Stora Karlsö is an island off the west coast of Gotland, Sweden; part of Eksta socken. It is mostly known for its rich birdlife with large colonies of common guillemot, and flora. Stora Karlsö is a nature reserve, the second oldest in the world after Yellowstone National Park.
Platanthera chlorantha, commonly known as greater butterfly-orchid, is a species of orchid in the genus Platanthera. It can be found throughout Europe and Morocco. The name Platanthera is derived from Greek, meaning "broad anthers", while the species name, chlorantha, means "green-flowered".
Bonnet orchid may refer to:
Resupination is derived from the Latin word resupinus, meaning "bent back with the face upward" or "on the back". "Resupination" is the noun form of the adjective "resupine" which means "being upside-down, supine or facing upward".
Serapias parviflora, the small-flowered tongue-orchid, is a species of orchid native to the Mediterranean Basin and the Atlantic coast of Europe.
Serapias vomeracea, common name long-lipped serapias or the plow-share serapias, is a species of orchid in the genus Serapias.
Cryptostylis erecta, commonly known as the bonnet orchid or tartan tongue orchid , is an orchid endemic to south eastern Australia. A small and common plant, it has dark green lance-shaped to egg-shaped leaves and up to twelve greenish flowers with a large, bonnet-like or hood-like, lilac-coloured labellum with a network of purple veins.
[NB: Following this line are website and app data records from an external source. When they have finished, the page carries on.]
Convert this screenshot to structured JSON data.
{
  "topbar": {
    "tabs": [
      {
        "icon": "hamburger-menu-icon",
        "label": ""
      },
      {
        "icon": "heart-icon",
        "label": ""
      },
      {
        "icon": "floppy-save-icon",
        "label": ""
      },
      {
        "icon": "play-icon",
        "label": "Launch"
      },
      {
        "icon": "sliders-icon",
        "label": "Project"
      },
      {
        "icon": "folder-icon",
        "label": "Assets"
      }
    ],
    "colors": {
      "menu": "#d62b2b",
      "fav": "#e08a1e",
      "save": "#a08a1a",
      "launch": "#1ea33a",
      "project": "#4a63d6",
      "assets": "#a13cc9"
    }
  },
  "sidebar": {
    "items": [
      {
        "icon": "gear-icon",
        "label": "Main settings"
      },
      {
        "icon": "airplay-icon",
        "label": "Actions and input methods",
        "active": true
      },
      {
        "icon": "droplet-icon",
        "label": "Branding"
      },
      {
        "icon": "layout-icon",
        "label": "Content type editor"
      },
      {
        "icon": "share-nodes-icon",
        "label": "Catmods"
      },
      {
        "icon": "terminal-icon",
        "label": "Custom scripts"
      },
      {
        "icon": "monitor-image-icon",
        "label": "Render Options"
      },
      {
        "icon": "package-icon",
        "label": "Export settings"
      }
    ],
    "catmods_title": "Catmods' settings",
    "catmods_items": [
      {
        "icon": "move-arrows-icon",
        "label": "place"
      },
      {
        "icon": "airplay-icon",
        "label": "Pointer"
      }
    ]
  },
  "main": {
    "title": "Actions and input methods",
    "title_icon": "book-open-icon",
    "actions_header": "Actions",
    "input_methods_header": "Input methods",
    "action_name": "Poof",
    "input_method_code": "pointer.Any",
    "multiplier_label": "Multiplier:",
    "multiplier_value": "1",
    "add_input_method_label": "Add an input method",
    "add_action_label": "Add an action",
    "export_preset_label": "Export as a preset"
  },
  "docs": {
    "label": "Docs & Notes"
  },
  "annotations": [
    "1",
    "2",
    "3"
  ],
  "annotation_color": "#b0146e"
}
Lissopimpla excelsa, commonly known as the orchid dupe wasp, is a Wasp of the family Ichneumonidae native to Australia. Although also found in New Zealand it has probably been introduced there. Although another source cites that it maybe native to NZ.It pollinates all five Australian members of the orchid genus Cryptostylis. The male wasp mistakes the flower parts for a female wasp and attempts to copulate with it. Although the different species can occur together, they appear to inhibit cross-fertilisation and no hybrids are found in nature. This discovery was made by Australian naturalist Edith Coleman in 1928. The term "pseudocopulation" has since been coined to describe the phenomenon. The mimicking of flowers to resemble female wasp parts has since been recorded in other orchid genera.
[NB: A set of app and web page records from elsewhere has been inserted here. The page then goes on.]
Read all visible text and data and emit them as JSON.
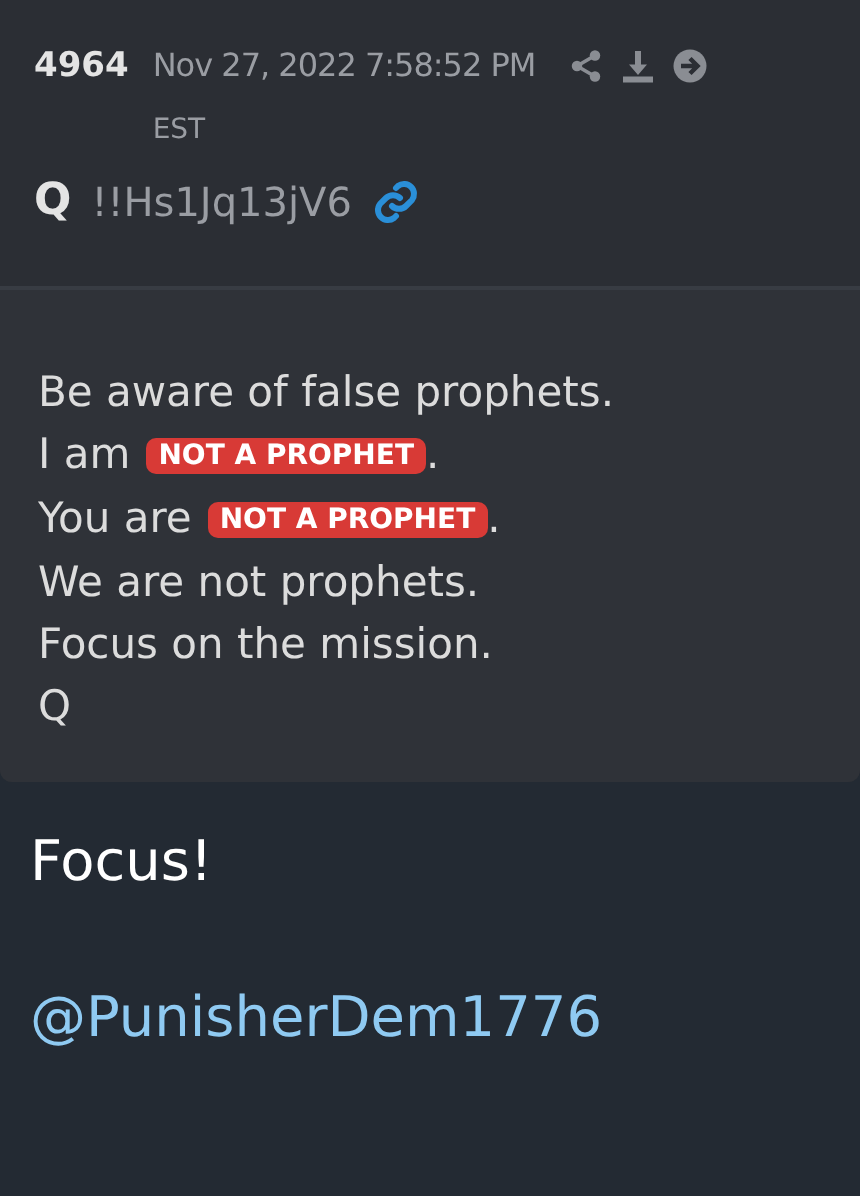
{
  "post": {
    "number": "4964",
    "date": "Nov 27, 2022 7:58:52 PM",
    "timezone": "EST",
    "author": "Q",
    "tripcode": "!!Hs1Jq13jV6",
    "lines": [
      [
        {
          "kind": "text",
          "text": "Be aware of false prophets."
        }
      ],
      [
        {
          "kind": "text",
          "text": "I am"
        },
        {
          "kind": "badge",
          "text": "NOT A PROPHET"
        },
        {
          "kind": "text",
          "text": "."
        }
      ],
      [
        {
          "kind": "text",
          "text": "You are"
        },
        {
          "kind": "badge",
          "text": "NOT A PROPHET"
        },
        {
          "kind": "text",
          "text": "."
        }
      ],
      [
        {
          "kind": "text",
          "text": "We are not prophets."
        }
      ],
      [
        {
          "kind": "text",
          "text": "Focus on the mission."
        }
      ],
      [
        {
          "kind": "text",
          "text": "Q"
        }
      ]
    ]
  },
  "caption": "Focus!",
  "handle": "@PunisherDem1776"
}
Serapias stenopetala is an Orchid plant that is in the genus Serapias. The common name of the plant is sérapias à pétales étroits in French. The plant is endemic to Algeria, and Tunisia.
C. leptochila may refer to:
Encyclia viridiflora is a species of epiphytic orchid of green flowers, native to the north of Brazil and is the type species for the genus Encyclia. Especially the specimen was found in the area of Rio de Janeiro.
Cryptostylis ovata, commonly known as the slipper orchid or western tongue orchid, is an orchid endemic to Western Australia. It is a common, summer flowering species with dark green leaves with a white central vein and up to fifteen pale greenish flowers with a brownish red labellum with a network of darker veins.